So we’ve decided to work at an exciting startup, and we’ve been granted stock options.
If the company is doing well, we can choose to exercise or convert our stock options into shares of the company at any time by paying the cost per share.
ISOs are popular among most US-based startups and can only be offered to employees. Companies prefer them because of the tax benefits for meeting specific criteria.
The first benefit is that, unlike NSOs, we can usually exercise our ISOs without paying any taxes.
NSOs are usually only granted when ISOs are not available. Any employee, contractor, consultant, and board director can receive them. They aren't as preferable because they don't have tax benefits the way ISOs do.

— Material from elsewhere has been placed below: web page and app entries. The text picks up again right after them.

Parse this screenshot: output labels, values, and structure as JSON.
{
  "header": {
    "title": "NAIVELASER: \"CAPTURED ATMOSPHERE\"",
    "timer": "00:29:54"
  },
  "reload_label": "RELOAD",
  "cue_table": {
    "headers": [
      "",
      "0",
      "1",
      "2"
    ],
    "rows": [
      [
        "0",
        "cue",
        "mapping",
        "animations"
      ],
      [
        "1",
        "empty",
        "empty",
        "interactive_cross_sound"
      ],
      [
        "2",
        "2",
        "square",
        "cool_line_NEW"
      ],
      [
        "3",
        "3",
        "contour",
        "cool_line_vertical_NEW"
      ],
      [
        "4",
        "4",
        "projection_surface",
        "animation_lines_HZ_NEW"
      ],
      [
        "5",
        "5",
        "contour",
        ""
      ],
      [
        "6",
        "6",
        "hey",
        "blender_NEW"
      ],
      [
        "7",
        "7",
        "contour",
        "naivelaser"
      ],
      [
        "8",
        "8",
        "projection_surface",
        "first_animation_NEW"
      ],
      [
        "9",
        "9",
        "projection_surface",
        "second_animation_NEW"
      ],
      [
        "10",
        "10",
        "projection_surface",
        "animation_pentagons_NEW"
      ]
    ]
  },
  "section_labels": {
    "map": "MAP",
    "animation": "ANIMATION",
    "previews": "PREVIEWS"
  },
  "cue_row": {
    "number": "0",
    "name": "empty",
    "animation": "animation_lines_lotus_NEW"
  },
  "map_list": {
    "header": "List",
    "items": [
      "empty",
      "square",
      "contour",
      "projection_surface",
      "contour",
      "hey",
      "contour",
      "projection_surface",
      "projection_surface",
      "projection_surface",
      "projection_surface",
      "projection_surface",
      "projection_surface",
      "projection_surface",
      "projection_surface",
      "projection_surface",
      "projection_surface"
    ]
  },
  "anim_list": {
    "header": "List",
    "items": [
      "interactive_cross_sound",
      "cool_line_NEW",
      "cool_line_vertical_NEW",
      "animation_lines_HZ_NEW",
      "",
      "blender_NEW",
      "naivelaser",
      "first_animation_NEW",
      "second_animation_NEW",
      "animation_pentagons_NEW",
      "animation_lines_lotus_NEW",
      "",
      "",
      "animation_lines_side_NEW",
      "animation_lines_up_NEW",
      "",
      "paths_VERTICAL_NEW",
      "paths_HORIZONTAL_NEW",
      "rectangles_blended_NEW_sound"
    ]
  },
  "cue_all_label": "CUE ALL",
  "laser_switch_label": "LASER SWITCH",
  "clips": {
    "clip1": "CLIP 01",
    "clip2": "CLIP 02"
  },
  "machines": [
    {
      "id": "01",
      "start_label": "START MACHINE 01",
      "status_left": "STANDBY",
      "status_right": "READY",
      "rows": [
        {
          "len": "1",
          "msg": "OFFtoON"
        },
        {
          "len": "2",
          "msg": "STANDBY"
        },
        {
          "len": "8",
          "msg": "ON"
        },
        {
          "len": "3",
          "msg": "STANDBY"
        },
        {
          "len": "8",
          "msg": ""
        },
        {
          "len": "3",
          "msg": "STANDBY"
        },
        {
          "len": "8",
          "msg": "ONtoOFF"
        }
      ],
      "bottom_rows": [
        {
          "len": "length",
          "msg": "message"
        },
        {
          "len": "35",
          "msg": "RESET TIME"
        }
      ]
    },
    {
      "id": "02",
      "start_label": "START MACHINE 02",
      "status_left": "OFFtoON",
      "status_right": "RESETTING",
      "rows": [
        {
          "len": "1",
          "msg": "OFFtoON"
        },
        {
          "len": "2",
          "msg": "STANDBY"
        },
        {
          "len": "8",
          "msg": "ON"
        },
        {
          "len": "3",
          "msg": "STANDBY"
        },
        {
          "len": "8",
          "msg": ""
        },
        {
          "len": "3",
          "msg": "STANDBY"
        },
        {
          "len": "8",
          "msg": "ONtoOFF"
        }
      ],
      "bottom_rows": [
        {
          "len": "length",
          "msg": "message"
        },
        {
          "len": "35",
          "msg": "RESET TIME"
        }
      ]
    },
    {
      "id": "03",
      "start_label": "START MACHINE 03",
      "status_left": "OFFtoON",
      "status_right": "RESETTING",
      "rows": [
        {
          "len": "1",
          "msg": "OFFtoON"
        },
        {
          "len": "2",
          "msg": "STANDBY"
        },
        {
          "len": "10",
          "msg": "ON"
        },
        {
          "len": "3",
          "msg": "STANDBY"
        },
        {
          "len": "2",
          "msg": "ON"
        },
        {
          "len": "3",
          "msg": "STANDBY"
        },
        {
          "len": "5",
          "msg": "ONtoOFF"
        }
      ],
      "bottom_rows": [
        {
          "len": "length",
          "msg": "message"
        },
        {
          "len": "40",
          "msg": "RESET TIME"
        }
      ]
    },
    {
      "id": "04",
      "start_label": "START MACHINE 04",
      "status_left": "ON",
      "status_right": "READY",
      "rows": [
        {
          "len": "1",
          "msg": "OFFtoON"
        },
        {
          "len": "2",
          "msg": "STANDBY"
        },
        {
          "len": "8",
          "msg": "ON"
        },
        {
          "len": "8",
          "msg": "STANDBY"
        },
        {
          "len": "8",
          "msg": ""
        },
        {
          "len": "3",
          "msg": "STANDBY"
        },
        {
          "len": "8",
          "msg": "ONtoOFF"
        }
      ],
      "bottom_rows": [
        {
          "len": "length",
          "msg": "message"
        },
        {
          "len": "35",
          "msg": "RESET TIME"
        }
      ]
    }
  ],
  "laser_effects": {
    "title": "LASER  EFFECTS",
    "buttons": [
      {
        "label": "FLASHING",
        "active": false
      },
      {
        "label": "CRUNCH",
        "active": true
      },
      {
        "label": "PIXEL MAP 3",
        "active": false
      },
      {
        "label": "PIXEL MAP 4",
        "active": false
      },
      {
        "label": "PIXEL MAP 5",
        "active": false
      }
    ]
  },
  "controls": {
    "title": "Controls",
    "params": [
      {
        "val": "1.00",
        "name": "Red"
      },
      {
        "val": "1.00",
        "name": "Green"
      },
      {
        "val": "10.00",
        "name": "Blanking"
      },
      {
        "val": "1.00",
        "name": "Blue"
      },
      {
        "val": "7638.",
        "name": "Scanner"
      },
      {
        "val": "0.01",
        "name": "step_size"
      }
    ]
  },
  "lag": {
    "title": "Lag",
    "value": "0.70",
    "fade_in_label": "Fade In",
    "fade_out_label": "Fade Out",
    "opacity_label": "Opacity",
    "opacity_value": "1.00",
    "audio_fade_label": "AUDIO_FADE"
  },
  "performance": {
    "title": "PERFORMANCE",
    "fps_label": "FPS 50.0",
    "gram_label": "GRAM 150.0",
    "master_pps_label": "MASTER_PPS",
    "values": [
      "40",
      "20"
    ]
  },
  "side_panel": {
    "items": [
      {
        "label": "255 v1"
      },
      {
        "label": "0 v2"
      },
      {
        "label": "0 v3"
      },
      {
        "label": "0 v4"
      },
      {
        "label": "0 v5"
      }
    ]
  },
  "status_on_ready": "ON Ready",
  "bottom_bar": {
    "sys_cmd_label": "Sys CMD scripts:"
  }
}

The $100K limit is an effort to prevent abusing the tax benefits of ISOs, and from using them as a tax shelter, so the IRS treats anything over $100K worth of stock options that are exercisable in one calendar year as NSOs.